**Exercise prompt:** In the listing below, find each line that holds the string "error" and copy it.

**Exercise materials:**
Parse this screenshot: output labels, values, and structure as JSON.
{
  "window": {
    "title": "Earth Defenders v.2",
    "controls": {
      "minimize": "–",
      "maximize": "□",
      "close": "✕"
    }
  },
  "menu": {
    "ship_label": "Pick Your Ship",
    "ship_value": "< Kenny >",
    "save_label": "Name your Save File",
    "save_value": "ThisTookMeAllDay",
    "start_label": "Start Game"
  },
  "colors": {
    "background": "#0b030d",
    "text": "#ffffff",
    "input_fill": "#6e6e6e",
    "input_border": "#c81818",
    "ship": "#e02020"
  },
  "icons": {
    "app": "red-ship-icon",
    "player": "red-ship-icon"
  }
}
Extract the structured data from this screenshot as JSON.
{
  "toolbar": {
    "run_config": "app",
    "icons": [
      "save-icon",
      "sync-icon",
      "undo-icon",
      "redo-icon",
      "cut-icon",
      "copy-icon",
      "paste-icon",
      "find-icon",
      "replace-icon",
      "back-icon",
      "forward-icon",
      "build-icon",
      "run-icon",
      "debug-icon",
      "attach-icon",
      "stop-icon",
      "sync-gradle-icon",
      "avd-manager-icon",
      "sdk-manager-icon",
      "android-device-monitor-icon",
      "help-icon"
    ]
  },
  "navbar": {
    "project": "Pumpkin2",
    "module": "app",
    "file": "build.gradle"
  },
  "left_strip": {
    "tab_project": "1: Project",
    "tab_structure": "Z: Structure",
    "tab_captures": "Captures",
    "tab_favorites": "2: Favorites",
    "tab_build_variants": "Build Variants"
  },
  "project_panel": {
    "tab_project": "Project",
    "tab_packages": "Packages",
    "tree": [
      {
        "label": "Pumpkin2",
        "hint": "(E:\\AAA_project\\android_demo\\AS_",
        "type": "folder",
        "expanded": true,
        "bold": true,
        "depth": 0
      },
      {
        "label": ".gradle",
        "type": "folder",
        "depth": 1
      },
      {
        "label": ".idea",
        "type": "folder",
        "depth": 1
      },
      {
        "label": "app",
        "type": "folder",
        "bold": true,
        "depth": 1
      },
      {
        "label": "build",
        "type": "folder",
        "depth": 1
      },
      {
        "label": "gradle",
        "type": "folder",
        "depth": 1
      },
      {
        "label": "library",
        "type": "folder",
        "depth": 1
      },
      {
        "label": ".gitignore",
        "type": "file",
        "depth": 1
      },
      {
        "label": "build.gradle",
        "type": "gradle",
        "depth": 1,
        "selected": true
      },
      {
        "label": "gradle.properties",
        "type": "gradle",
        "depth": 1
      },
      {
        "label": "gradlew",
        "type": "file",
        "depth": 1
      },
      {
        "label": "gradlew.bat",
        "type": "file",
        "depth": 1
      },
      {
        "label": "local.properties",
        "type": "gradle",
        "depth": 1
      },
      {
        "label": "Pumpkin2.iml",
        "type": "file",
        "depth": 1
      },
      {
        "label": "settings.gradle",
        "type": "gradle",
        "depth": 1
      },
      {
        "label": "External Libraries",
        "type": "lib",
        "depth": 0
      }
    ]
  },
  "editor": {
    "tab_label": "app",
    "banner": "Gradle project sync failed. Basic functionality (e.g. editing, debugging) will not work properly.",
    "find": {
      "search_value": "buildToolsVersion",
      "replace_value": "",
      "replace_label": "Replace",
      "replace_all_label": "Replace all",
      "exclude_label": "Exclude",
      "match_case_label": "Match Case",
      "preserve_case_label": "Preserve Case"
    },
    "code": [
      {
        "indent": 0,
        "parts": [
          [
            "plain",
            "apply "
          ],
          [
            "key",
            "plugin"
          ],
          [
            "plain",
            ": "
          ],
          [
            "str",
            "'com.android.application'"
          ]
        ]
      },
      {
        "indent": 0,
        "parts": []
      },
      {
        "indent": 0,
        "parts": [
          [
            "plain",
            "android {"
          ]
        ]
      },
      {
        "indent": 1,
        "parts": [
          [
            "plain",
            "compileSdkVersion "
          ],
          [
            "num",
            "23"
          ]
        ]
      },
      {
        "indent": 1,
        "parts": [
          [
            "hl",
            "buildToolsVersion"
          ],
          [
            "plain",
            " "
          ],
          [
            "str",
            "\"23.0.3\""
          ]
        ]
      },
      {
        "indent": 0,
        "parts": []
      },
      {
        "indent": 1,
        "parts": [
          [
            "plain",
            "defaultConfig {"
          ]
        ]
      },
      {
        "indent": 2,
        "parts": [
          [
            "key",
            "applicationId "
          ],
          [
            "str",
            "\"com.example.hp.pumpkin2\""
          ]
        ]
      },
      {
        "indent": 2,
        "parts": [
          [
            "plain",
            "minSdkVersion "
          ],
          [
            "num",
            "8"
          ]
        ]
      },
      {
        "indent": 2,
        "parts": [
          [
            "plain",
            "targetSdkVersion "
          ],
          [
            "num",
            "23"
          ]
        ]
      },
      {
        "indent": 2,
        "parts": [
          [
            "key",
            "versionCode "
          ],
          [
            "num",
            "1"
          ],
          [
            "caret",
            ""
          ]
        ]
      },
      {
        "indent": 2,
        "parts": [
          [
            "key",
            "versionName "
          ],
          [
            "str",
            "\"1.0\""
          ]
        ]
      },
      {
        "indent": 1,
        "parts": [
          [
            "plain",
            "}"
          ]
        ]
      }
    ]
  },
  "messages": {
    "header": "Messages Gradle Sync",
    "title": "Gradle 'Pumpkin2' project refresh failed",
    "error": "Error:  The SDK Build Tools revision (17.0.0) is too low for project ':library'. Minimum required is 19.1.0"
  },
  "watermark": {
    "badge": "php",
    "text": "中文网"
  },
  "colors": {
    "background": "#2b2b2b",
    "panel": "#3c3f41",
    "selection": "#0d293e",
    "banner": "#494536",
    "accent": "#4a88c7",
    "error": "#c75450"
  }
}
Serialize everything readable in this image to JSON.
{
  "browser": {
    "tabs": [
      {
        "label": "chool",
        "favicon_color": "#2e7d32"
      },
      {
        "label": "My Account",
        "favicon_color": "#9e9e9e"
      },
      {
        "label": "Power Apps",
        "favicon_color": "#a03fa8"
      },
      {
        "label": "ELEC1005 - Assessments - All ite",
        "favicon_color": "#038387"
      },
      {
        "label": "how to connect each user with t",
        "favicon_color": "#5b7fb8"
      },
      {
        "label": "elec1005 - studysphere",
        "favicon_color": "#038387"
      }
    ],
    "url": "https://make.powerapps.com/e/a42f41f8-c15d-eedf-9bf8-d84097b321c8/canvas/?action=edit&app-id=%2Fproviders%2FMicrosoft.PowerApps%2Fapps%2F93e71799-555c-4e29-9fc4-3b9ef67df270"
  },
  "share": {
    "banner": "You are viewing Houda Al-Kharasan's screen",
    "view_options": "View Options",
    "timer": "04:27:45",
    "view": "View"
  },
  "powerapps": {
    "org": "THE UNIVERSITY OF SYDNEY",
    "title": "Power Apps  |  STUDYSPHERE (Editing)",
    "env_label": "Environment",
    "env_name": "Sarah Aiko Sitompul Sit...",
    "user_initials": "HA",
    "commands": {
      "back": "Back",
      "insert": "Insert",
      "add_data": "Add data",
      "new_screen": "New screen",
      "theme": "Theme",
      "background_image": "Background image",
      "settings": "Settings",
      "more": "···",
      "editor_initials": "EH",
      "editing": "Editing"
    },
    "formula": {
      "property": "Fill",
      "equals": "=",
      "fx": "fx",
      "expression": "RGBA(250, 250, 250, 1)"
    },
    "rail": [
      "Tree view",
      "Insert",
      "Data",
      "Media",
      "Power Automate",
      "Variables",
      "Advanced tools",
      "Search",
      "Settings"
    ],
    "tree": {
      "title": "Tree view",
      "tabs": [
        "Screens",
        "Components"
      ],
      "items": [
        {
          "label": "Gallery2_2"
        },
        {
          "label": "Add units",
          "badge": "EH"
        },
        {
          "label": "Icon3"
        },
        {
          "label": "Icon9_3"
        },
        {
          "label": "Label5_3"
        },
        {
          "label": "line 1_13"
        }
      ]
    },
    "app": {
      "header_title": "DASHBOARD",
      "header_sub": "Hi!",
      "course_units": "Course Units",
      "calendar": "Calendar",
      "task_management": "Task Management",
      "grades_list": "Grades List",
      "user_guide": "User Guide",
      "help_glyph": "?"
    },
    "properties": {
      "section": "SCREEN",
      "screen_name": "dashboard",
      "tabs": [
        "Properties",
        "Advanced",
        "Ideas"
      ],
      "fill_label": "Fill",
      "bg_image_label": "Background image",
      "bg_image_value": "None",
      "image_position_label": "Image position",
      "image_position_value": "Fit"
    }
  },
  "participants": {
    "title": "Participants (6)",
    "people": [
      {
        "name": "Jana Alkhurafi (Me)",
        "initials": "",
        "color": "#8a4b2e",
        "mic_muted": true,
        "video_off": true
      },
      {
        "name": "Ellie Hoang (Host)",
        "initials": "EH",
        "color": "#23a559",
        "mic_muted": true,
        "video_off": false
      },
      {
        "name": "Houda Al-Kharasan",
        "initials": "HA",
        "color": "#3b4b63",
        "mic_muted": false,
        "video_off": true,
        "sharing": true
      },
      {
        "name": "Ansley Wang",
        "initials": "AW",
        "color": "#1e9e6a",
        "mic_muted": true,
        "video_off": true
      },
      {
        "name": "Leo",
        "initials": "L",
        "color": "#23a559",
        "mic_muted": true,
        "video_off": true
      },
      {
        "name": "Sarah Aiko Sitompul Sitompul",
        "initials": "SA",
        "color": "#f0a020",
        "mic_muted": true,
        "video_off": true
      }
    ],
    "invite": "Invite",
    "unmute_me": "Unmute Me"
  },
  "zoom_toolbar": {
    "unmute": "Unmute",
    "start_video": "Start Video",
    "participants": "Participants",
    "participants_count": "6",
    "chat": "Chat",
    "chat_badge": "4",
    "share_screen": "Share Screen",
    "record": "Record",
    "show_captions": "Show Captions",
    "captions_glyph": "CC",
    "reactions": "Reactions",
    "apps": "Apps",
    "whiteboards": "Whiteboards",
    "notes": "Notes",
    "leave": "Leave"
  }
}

**Reply:**
    "error": "Error:  The SDK Build Tools revision (17.0.0) is too low for project ':library'. Minimum required is 19.1.0"
    "error": "#c75450"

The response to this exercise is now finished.